Did Jack The Ripper Live In Whitechapel

One of the many mysteries about the Whitechapel murderer, or Jack the Ripper as he is more commonly known the world over, is where did he live?

The honest answer to that question has to be a resounding, we simply do not know. How could we know where he lived when we do not know for certain who he was?


There have, over the years, been suggestions that he was a wealthy toff, and that he would, therefore, have lived in the West End of London.

This, of course, is reinforced in the minds of many by the popular image of the killer’s attire – top hat, swirling cape and shiny black bag. Indeed, I would venture that if you were to ask people to close their eyes and bring to mind a mental image of Jack the Ripper, that is the image that would come most readily to mind.

A top hatted figure by some gas-lamps.
The Popular Image of Jack The Ripper.


However, if there is one certainty abut the East End murderer, it is that he almost certainly did not dress like that.

Indeed, the fact that he could carry out his brutal and gruesome murders in the backstreets of the East End and then, seemingly, melt away, unobserved and unnoticed, into the night would suggest that, far from being dressed in the attire of a toff, he would have been dressed as a local.

And, if he dressed as local, then that would suggest that he probably was a local and that he, therefore, lived in the very district where he was committing his crimes. This, of course, would answer the question of how he was able to melt away into the night having committed his awful atrocities. If he had somewhere close by to which he could go as quickly as possible after each murder, then he would have been out in the streets for minimal time and the danger of him attracting attention or being noticed would have been reduced to a minimum.


The big problem with ascertaining where the killer was living is that he left very few clues behind in the wake of his crimes. Indeed, as far as we know, he only left one clue.

That clue was the piece of bloodstained apron that had been cut from the apron that Catherine Eddowes was wearing at the time of her murder in Mitre Square  on the 30th September, 1888.

The apron was found in a Goulston Street doorway of the Wentworth Model Dwellings at 2.55am on the morning of the 30th of September  by the beat officer Alfred Long. There were bloody hand and finger marks on it and the blade of a bloody knife had been wiped on it.

When taken to the mortuary, it matched exactly to the remainder of the apron of Catherine Eddowes, and so there was absolutely no doubt that it was indeed a portion of her garment.

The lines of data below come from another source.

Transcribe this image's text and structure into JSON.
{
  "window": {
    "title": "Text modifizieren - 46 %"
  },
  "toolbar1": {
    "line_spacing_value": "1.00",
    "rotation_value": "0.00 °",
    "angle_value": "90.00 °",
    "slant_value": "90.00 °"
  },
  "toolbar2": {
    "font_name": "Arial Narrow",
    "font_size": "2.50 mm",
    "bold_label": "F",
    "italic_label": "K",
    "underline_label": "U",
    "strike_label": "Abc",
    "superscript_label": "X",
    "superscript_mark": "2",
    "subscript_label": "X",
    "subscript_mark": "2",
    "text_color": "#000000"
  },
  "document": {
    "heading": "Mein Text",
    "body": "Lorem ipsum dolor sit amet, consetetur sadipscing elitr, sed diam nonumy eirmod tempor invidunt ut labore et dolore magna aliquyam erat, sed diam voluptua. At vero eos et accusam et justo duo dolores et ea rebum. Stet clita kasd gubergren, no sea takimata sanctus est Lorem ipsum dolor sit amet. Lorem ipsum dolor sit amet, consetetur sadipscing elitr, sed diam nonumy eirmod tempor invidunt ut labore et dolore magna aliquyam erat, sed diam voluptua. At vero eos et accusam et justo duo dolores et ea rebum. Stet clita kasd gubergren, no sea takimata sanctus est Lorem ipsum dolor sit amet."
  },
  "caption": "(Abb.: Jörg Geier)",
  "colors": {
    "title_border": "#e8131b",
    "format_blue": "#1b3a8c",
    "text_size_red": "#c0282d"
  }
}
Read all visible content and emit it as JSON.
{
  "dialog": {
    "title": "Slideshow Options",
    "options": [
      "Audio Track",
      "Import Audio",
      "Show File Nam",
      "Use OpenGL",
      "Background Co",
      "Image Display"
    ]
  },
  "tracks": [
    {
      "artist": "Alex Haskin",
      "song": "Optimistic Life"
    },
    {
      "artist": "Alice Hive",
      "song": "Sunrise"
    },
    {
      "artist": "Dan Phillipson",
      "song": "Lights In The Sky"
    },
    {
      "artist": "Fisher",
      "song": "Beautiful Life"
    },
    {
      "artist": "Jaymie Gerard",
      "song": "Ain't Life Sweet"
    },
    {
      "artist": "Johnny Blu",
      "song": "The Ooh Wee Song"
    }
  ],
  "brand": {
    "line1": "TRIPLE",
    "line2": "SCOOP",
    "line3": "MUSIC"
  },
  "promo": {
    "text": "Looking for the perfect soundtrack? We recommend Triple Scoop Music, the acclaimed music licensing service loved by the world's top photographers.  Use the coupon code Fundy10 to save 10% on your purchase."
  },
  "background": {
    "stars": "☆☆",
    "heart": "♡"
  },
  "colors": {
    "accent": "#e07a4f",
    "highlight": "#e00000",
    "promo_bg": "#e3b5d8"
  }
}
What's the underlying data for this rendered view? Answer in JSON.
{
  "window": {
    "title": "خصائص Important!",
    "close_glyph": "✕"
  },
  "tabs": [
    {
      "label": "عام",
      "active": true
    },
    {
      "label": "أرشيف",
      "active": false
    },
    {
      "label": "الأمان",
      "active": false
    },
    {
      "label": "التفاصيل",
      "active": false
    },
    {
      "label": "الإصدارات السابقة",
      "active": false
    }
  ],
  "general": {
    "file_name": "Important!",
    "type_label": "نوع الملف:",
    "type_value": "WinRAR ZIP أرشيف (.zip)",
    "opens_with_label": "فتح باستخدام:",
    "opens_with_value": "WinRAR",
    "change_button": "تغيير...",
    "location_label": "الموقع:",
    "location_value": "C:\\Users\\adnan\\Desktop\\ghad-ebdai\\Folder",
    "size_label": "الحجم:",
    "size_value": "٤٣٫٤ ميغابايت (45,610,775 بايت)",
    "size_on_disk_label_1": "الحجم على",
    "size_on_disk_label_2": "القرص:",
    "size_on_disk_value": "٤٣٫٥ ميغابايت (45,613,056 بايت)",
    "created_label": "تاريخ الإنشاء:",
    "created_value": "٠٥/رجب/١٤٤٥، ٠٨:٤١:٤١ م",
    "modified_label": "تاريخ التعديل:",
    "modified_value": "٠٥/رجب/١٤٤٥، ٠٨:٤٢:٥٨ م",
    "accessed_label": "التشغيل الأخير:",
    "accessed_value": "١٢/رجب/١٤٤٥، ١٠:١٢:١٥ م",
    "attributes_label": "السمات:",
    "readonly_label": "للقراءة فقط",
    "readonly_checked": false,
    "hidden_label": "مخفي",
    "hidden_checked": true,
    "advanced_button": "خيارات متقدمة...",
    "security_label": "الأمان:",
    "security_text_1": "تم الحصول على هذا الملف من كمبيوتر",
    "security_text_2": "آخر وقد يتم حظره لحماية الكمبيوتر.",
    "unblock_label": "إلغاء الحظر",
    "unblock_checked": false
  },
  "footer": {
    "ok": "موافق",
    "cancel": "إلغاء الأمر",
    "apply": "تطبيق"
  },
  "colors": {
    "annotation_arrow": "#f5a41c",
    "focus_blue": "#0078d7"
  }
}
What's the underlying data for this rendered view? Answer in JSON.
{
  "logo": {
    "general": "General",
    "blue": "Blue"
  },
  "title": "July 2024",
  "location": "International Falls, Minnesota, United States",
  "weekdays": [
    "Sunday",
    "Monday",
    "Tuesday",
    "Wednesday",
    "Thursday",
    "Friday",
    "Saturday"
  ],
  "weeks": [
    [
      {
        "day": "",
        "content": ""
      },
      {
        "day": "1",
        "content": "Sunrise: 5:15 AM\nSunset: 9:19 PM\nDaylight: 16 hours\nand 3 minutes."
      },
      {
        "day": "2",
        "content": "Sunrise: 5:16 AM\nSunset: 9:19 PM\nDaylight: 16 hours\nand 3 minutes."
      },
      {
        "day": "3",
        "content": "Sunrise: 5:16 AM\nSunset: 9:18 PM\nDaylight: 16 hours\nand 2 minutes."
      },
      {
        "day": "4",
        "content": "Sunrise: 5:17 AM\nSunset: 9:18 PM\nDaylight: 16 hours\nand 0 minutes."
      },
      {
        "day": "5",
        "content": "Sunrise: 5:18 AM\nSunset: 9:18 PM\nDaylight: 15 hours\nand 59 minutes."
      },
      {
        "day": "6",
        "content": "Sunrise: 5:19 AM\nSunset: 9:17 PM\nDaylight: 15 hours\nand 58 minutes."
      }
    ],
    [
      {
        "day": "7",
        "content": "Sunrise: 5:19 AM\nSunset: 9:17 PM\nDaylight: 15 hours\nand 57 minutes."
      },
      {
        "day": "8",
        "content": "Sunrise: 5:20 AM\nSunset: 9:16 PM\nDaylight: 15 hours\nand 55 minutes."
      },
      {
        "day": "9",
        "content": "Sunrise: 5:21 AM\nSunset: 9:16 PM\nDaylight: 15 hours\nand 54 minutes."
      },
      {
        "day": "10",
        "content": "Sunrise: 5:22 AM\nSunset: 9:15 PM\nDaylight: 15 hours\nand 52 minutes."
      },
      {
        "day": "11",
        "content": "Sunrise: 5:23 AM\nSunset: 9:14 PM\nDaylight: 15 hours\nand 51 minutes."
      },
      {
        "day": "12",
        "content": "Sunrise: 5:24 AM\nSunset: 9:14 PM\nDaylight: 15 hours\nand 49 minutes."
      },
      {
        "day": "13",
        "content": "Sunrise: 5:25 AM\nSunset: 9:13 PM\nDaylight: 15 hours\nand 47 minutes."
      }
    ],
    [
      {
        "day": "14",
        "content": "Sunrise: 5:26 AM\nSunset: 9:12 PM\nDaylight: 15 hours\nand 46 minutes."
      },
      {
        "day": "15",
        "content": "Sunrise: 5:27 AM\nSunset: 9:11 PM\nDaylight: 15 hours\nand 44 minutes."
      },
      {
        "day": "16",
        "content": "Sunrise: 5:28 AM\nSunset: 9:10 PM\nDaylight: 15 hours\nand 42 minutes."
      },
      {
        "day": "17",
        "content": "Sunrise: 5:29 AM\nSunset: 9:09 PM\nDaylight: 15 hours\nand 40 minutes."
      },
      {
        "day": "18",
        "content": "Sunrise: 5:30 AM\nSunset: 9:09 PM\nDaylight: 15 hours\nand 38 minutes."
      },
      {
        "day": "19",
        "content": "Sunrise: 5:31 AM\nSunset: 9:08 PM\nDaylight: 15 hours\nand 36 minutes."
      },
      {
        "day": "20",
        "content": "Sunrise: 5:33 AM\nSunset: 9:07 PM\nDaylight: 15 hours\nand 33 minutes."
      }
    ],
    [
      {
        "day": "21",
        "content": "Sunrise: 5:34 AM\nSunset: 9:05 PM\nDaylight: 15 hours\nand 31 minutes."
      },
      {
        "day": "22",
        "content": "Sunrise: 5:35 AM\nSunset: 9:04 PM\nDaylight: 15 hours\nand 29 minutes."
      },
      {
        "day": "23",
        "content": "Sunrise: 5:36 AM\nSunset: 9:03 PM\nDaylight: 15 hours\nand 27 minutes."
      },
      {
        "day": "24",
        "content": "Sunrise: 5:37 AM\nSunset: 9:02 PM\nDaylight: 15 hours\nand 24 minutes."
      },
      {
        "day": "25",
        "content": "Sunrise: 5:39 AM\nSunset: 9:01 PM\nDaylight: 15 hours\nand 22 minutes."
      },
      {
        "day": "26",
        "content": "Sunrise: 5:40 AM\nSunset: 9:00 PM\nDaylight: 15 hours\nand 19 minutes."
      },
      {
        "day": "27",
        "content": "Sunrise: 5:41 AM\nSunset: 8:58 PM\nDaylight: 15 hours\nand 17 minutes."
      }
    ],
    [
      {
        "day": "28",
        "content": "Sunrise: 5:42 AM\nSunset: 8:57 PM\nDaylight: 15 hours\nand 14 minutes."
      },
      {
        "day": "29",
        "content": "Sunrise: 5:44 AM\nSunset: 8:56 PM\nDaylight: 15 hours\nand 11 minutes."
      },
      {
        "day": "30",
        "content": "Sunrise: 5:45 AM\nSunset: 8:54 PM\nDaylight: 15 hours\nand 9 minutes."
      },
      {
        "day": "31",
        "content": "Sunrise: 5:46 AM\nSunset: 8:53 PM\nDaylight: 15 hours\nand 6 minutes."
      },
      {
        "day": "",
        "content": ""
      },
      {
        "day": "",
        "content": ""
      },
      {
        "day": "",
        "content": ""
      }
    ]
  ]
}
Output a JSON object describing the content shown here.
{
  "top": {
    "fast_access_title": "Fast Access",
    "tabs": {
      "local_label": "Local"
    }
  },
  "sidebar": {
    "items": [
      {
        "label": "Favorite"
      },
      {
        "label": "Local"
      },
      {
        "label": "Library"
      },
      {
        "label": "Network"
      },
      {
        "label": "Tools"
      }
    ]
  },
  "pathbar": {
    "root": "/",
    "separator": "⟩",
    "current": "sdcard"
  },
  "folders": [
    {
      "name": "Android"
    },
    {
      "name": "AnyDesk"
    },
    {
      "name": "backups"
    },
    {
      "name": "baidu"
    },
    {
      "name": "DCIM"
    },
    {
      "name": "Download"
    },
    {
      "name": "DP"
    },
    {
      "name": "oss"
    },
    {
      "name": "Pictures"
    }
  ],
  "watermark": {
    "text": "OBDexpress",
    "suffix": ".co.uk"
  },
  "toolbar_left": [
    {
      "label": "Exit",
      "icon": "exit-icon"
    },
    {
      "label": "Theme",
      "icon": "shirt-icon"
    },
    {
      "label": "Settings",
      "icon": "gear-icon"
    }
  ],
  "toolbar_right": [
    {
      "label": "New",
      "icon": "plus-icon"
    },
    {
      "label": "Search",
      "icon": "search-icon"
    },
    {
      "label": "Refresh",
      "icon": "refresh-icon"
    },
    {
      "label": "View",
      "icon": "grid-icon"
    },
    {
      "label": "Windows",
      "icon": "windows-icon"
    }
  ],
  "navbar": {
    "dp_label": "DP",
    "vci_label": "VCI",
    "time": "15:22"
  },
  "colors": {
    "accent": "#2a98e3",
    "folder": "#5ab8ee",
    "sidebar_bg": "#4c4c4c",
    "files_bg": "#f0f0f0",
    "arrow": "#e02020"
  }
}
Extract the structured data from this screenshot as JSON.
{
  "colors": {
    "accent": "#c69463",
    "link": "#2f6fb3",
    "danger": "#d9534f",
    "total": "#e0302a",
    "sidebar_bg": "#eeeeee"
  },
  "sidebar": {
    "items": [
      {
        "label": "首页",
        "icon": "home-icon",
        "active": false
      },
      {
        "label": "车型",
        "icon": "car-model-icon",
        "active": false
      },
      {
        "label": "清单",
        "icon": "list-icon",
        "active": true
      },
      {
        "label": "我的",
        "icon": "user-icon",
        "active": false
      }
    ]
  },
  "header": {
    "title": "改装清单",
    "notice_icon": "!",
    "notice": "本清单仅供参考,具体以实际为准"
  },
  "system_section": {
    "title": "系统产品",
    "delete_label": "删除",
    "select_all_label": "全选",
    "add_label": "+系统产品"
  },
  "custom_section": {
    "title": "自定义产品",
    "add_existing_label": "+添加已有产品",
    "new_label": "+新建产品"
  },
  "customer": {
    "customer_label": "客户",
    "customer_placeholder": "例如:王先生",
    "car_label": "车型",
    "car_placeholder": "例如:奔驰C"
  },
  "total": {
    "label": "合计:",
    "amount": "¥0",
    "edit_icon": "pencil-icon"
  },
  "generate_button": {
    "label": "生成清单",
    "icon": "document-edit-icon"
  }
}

Goulston Street showing Wentworth Model Dwellings where the message was found.
Goulston Street. The building where the apron was discovered is in the background on the left.


This is a geographic clue, as it tells us which direction the killer went in the aftermath of the killing of Catherine Eddowes.

Remember, this was the night of the double murder, and he had already murder Elizabeth Stride 45 or so minutes before the body of Catherine Eddowes was discovered in Mitre Square.

The killer would almost certainly have realised that he would soon have two police forces on his trail – Catherine had been murdered in Mitre Square, which was in the City of London and was, therefore, under the jurisdiction of the City of London Police as opposed to that of the Metropolitan Police, the force that was responsible for the investigation into the other Whitechapel murders.

Obviously, remaining out of doors for longer than he needed to do so was putting himself at risk of being caught.  Consequently, he would have wanted to go to ground as quickly as he could.

So, it is almost certain that he would have headed home in the wake of the murder of Catherine Eddowes.


From the state of the apron, we know that he would have had blood on his hands, and, of course, on the blade of his knife. This would have been incriminating were he to be observed by a police officer, or even a vigilant member of the public. So he probably took the apron away in order to erase the incriminating bloodstains.

Had he stood in the streets and wiped his hands, this might have been noticed. But a recessed and unlit doorway in Goulston Street would provide the perfect cover for the nefarious deed. Stepping into the doorway, he would have wiped his hands and his knife, then dropped the apron and stepped out into the night.

This means that, having made his escape from Mitre Square, he didn’t head to the West End of London. He headed into the streets of the Est End of London, which would suggest that he was somebody who lived in the district of Whitechapel.

Of course, all this is nothing more than conjecture. Indeed, any suggestion as to who Jack the Ripper was and where he lived will always be mere speculation, unless, that is, the day ever comes when the identity of history’s most infamous serial killer is established beyond any reasonable doubt.